When my situation improves, I'm looking to move to a pair of X600s. In the meantime, the X350 continues to amaze me with its transparency and power. My MG20R crossover upgrade project is on the back burner for now, but I have most of the parts I need.
I did extensive listening to the X350. It was a well burned in unit from a dealer. As good as it is, there is still a brightness and shrillness that rears its head when you play less than perfectly recorded material at it. None of the tube amps I used did this, and I do not believe it was just a matter of the Pass revealing more than the tubes - I believe it is still a solid state artifact, whether it be some form of intermodulation distortion or some other transistor distortion.
The Boulder 1060, which is more revealing and detailed, and generally much superior to the Pass, does not do this on the same recordings. Yes, the Boulder is a $19,000 amplifier.

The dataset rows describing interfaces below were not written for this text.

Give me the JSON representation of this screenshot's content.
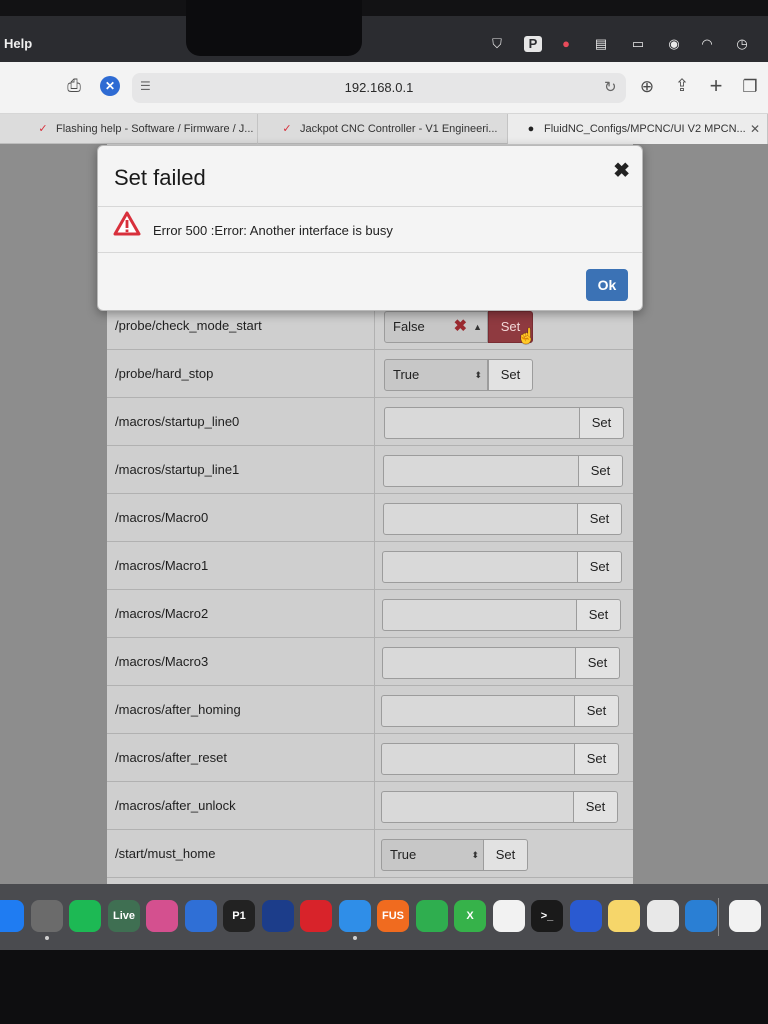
{
  "menubar": {
    "menu": "Help",
    "status_icons": [
      "shield-lock-icon",
      "p-badge-icon",
      "cleanmaster-icon",
      "display-icon",
      "battery-charging-icon",
      "user-icon",
      "wifi-icon",
      "time-machine-icon"
    ]
  },
  "toolbar": {
    "url": "192.168.0.1",
    "buttons": [
      "print-icon",
      "stop-icon",
      "download-icon",
      "share-icon",
      "new-tab-icon",
      "tab-overview-icon"
    ]
  },
  "tabs": [
    {
      "label": "Flashing help - Software / Firmware / J...",
      "icon": "v1-logo-icon"
    },
    {
      "label": "Jackpot CNC Controller - V1 Engineeri...",
      "icon": "v1-logo-icon"
    },
    {
      "label": "FluidNC_Configs/MPCNC/UI V2 MPCN...",
      "icon": "github-icon"
    }
  ],
  "settings": [
    {
      "key": "/probe/check_mode_start",
      "type": "select",
      "value": "False",
      "button": "Set"
    },
    {
      "key": "/probe/hard_stop",
      "type": "select",
      "value": "True",
      "button": "Set"
    },
    {
      "key": "/macros/startup_line0",
      "type": "text",
      "value": "",
      "button": "Set"
    },
    {
      "key": "/macros/startup_line1",
      "type": "text",
      "value": "",
      "button": "Set"
    },
    {
      "key": "/macros/Macro0",
      "type": "text",
      "value": "",
      "button": "Set"
    },
    {
      "key": "/macros/Macro1",
      "type": "text",
      "value": "",
      "button": "Set"
    },
    {
      "key": "/macros/Macro2",
      "type": "text",
      "value": "",
      "button": "Set"
    },
    {
      "key": "/macros/Macro3",
      "type": "text",
      "value": "",
      "button": "Set"
    },
    {
      "key": "/macros/after_homing",
      "type": "text",
      "value": "",
      "button": "Set"
    },
    {
      "key": "/macros/after_reset",
      "type": "text",
      "value": "",
      "button": "Set"
    },
    {
      "key": "/macros/after_unlock",
      "type": "text",
      "value": "",
      "button": "Set"
    },
    {
      "key": "/start/must_home",
      "type": "select",
      "value": "True",
      "button": "Set"
    }
  ],
  "modal": {
    "title": "Set failed",
    "message": "Error 500 :Error: Another interface is busy",
    "ok_label": "Ok"
  },
  "dock": {
    "apps": [
      {
        "name": "app-store-icon",
        "label": "",
        "color": "#1f7cf2"
      },
      {
        "name": "system-settings-icon",
        "label": "",
        "color": "#6b6b6b"
      },
      {
        "name": "spotify-icon",
        "label": "",
        "color": "#1db954"
      },
      {
        "name": "ableton-live-icon",
        "label": "Live",
        "color": "#3f6f52"
      },
      {
        "name": "colorsync-icon",
        "label": "",
        "color": "#d4508f"
      },
      {
        "name": "wave-app-icon",
        "label": "",
        "color": "#2f6fd6"
      },
      {
        "name": "p1-icon",
        "label": "P1",
        "color": "#222222"
      },
      {
        "name": "tiles-app-icon",
        "label": "",
        "color": "#1c3d8a"
      },
      {
        "name": "acrobat-icon",
        "label": "",
        "color": "#d8232a"
      },
      {
        "name": "safari-icon",
        "label": "",
        "color": "#2f8ee8"
      },
      {
        "name": "fusion-icon",
        "label": "FUS",
        "color": "#f06b1f"
      },
      {
        "name": "numbers-icon",
        "label": "",
        "color": "#2fae4f"
      },
      {
        "name": "xtool-icon",
        "label": "X",
        "color": "#36b24a"
      },
      {
        "name": "kiri-icon",
        "label": "",
        "color": "#f2f2f2"
      },
      {
        "name": "terminal-icon",
        "label": ">_",
        "color": "#1a1a1a"
      },
      {
        "name": "box-app-icon",
        "label": "",
        "color": "#2a5ad1"
      },
      {
        "name": "notes-icon",
        "label": "",
        "color": "#f6d66a"
      },
      {
        "name": "cura-icon",
        "label": "",
        "color": "#e8e8e8"
      },
      {
        "name": "vscode-icon",
        "label": "",
        "color": "#2a7fd4"
      },
      {
        "name": "chrome-icon",
        "label": "",
        "color": "#f2f2f2"
      }
    ]
  },
  "colors": {
    "accent": "#3b72b5",
    "danger": "#8f3a40",
    "warning": "#d8303c"
  }
}
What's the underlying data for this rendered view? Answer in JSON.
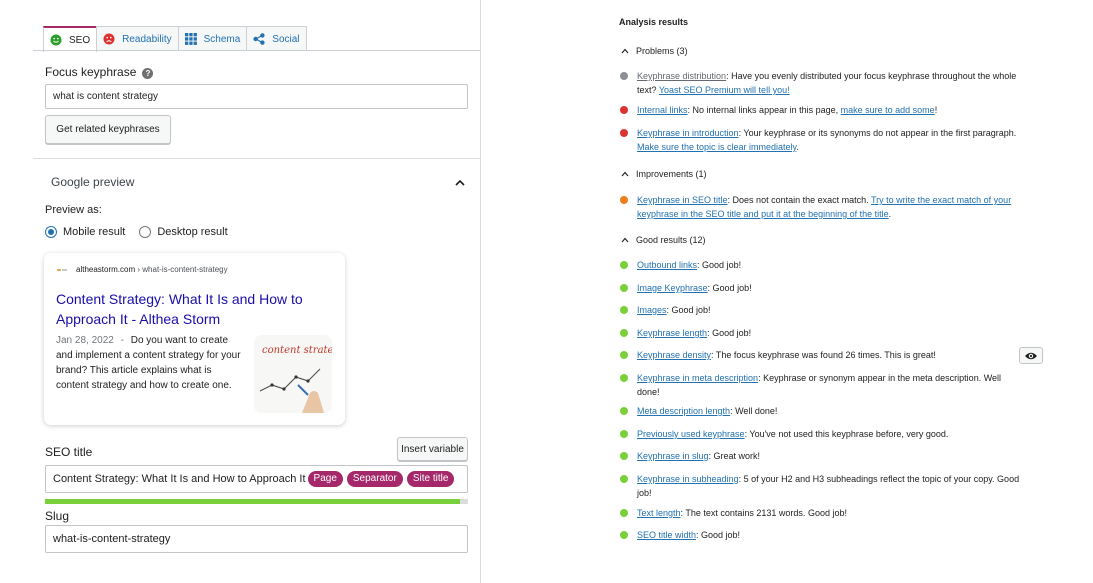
{
  "tabs": [
    {
      "label": "SEO",
      "active": true
    },
    {
      "label": "Readability",
      "active": false
    },
    {
      "label": "Schema",
      "active": false
    },
    {
      "label": "Social",
      "active": false
    }
  ],
  "focus": {
    "label": "Focus keyphrase",
    "value": "what is content strategy",
    "related_button": "Get related keyphrases"
  },
  "google_preview": {
    "heading": "Google preview",
    "preview_as": "Preview as:",
    "mobile_label": "Mobile result",
    "desktop_label": "Desktop result",
    "selected": "mobile",
    "url_host": "altheastorm.com",
    "url_path": "› what-is-content-strategy",
    "title": "Content Strategy: What It Is and How to Approach It - Althea Storm",
    "date": "Jan 28, 2022",
    "date_sep": "-",
    "description": "Do you want to create and implement a content strategy for your brand? This article explains what is content strategy and how to create one.",
    "thumb_text": "content strategy"
  },
  "seo_title": {
    "label": "SEO title",
    "insert_button": "Insert variable",
    "text": "Content Strategy: What It Is and How to Approach It",
    "tags": [
      "Page",
      "Separator",
      "Site title"
    ],
    "progress_percent": 98
  },
  "slug": {
    "label": "Slug",
    "value": "what-is-content-strategy"
  },
  "analysis": {
    "title": "Analysis results",
    "problems_heading": "Problems (3)",
    "improvements_heading": "Improvements (1)",
    "good_heading": "Good results (12)",
    "problems": [
      {
        "link": "Keyphrase distribution",
        "text": ": Have you evenly distributed your focus keyphrase throughout the whole text? ",
        "cta": "Yoast SEO Premium will tell you!",
        "end": "",
        "color": "#8c8f94"
      },
      {
        "link": "Internal links",
        "text": ": No internal links appear in this page, ",
        "cta": "make sure to add some",
        "end": "!",
        "color": "#dc3232"
      },
      {
        "link": "Keyphrase in introduction",
        "text": ": Your keyphrase or its synonyms do not appear in the first paragraph. ",
        "cta": "Make sure the topic is clear immediately",
        "end": ".",
        "color": "#dc3232"
      }
    ],
    "improvements": [
      {
        "link": "Keyphrase in SEO title",
        "text": ": Does not contain the exact match. ",
        "cta": "Try to write the exact match of your keyphrase in the SEO title and put it at the beginning of the title",
        "end": ".",
        "color": "#ee7c1b"
      }
    ],
    "good": [
      {
        "link": "Outbound links",
        "text": ": Good job!"
      },
      {
        "link": "Image Keyphrase",
        "text": ": Good job!"
      },
      {
        "link": "Images",
        "text": ": Good job!"
      },
      {
        "link": "Keyphrase length",
        "text": ": Good job!"
      },
      {
        "link": "Keyphrase density",
        "text": ": The focus keyphrase was found 26 times. This is great!"
      },
      {
        "link": "Keyphrase in meta description",
        "text": ": Keyphrase or synonym appear in the meta description. Well done!"
      },
      {
        "link": "Meta description length",
        "text": ": Well done!"
      },
      {
        "link": "Previously used keyphrase",
        "text": ": You've not used this keyphrase before, very good."
      },
      {
        "link": "Keyphrase in slug",
        "text": ": Great work!"
      },
      {
        "link": "Keyphrase in subheading",
        "text": ": 5 of your H2 and H3 subheadings reflect the topic of your copy. Good job!"
      },
      {
        "link": "Text length",
        "text": ": The text contains 2131 words. Good job!"
      },
      {
        "link": "SEO title width",
        "text": ": Good job!"
      }
    ],
    "good_color": "#7ad03a"
  }
}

But for my tastes, I can't bear to listen to what this amp does to second rate material.
Curious - Based on your experience, it doesn't seem as if you were listening to the same amp that the rest of us have heard. Now I'll grant you that the Pass X series amps are not tolerant of problems or poor synergy elsewhere in the system. But I've got some of the best tweeters on the planet in my system, and I'll tell you that the X350 is most assuredly neither shrill nor overbright. It is not romantic, either. Poor recordings sound exactly like what they are. The highs on my system are open, clear and extended - my wife and I and our friends can listen through our music collections for hours at a time on my system without the sort of fatigue that would surely result if your observations were the rule rather than the exception.
Sounds to me as if there may be some issues elsewhere in your system. And that may simply mean that the Pass is just not for you.
All righty Ward, my Pass X-350 was delivered about an hour ago. Based on your review and some others in other forums, I made the decision to buy the Pass over Krell or Levisons of similiar outputs. This is my first venture into the realm of seperates or higher end product so forgive me for sounding like the novice that I am. The X-350 is downstairs still sitting in the double box as I am going to have to wait for a friend (or two) to come over and help me lift it out.
On to the reason I am posting in your thread. I am looking to marry this beast up to a McIntosh C2200 tube pre-amp which I have not yet purchased. I will be playing SACDs with a Shanling CD T-200A and into some very old Polk Audio SDA 1s. These are next to be upgraded. I am thinking of moving to Martin Logan Aeons. I am really looking more for your opinion and reccomendations here about what pre-amp to connect this beast to. Since the last post was almost two years ago, I hope you are still watching this thing.